Along those lines is Real Salt Lake forward Alfredo Ortuno. Brought in to be the No. 9 Mike Petke's team lacked in 2017, Ortuno has just one goal in three games but is raking in a cool $1.1M. Ortuno could still blossom into the striker RSL craves, but that's a heavy number for a player with just one start so far.
Also worth considering are the players making a pretty penny while out on loan. Step forward, Yura Movsisyan. The forward never got out of Petke's doghouse at RSL and is now with Swedish club Djurgardens making $2.07M. The same goes for Portland midfielder Lucas Melano, who's receiving $1.05M while on loan at Estudiantes de La Plata in his native Argentina.
Lastly, an aging Tim Howard (39) at $2.4M a year with the Colorado Rapids, while 2017 MLS Goalkeeper of the Year Tim Melia of Sporting Kansas City, 2016 MLS Cup hero Stefan Frei of the Seattle Sounders and 2017 MLS Cup champion Alex Bono of Toronto FC making a combined $700,000 tells you all you need to know about the disparity there.
'Pay the man!'
There are a fair number of players making paltry salaries compared to their worth to their respective teams. For most, it's down to their young age; bigger paychecks are in their future either in MLS or overseas. What's interesting is that a good chunk of them play for the Red Bulls.
Midfielder Tyler Adams ($153K), defender Michael Amir Murillo ($88k) and midfielder Florian Valot ($71K) are among the standouts. Adams at 19 is already a stalwart and has become a U.S. national team regular. Look no further than last week's 4-0 drubbing of New York City FC to prove Panamanian defender Murillo is a steal at his price; ditto with French midfielder Valot, who has scored in each of the Red Bulls' past two matches.
Others of note are Sounders defender Nouhou, Vancouver Whitecaps midfielder Alphonso Davies and LAFC forward Latif Blessing. Nouhou ($54.5K) has blossomed at left-back and was a playoff fixture for the Sounders in 2017. Davies ($72.5K) at 17 is off to a good start (1 goal, 3 assists) and surely on the radar of European clubs.
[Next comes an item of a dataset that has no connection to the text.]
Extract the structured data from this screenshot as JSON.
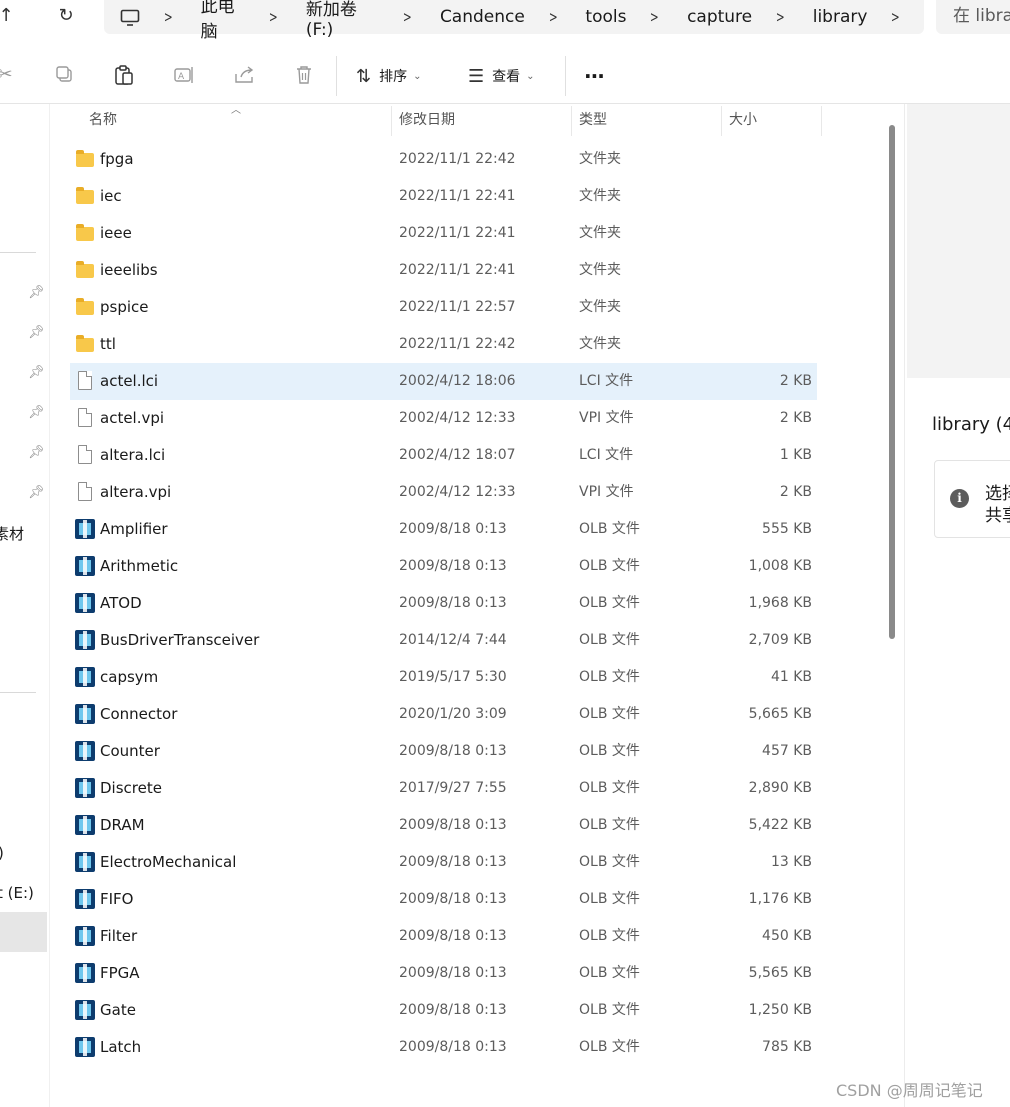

And for what Blessing has brought from mostly off the bench this season at LAFC (2 goals, 1 assist, constant hustle), it's downright larceny that Bob Bradley got him for $84.3K.
Fun with numbers
The fourth-highest salary in the league belongs to Chicago Fire midfielder Bastian Schweinsteiger, at $6.1M. Now consider the salaries of Atlanta United's dynamic trio of Ezequiel Barco, Miguel Almiron and Josef Martinez, who combined make $1M less than Schweinsteiger alone. The former Bayern Munich man still excels and brings out the fans, but wouldn't teams prefer Atlanta's South American trio both at the gate and on the field?
Arguably the most amusing number of all comes out of Orlando, where a year after paying Kaka $7.1M, Orlando City's payroll is right around the $9M mark, down from $13.2M in 2017. Oh, and the Lions have won six straight and finally look poised to reach the playoffs for the first time in their history.